- FUE is the best surgery
This article very much focused on FUE hair transplants, whereby follicles are harvested one at a time, without leaving behind a long, linear scar at the back of the head. Here at the Toronto Hair Transplant Centre, most of our hair transplants are FUE transplants, too. But that doesn’t mean that strip harvesting transplants, otherwise known as Follicular Unit Transplants (FUT) are bad. In fact, there’s no such thing as the “best” surgery, only the surgery that’s best for each individual patient.
The reality is, for some patients, FUE surgery isn’t a good option, but FUT surgery is. Typically, that’s true for people with very advanced hair loss, and more limited donor areas. While it’s true that FUT surgery might leave a scar at the back of your head, it can do a better job of harvesting more grafts from a smaller area, giving people with advanced hair loss a chance at more hair. And if you never plan on cutting your hair very short, it may be that no one will ever see that scar. They will, however, see all that new hair on top of your head.

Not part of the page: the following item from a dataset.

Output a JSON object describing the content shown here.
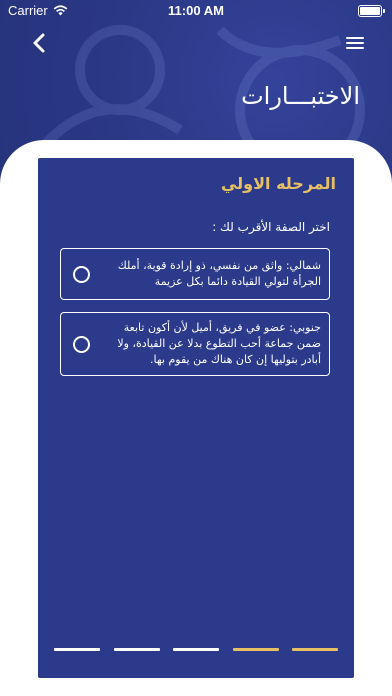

It’s important that your hair transplant surgeon be experienced in both types of hair transplant surgery, so they can confidently advise you about what surgery is right for you, rather than pushing you to make a decision based on their own limited skills. Furthermore, FUT cannot be performed robotically.
And there you have it. An expert’s review of modern media’s spin on hair transplants.
What’s the most important take-away from this?
Hair transplants actually do look good now – but you still need to do your homework. If it sounds too good to be true – dig a little. The truth is out there, but sometimes it gets a bit muddled. So make sure you look for and find a reputable, skilled and experienced surgeon with credentials. Visit a site like the International Society of Hair Restoration Surgery or we also welcome you to use our contact form (above the footer) to ask one of our doctors a question.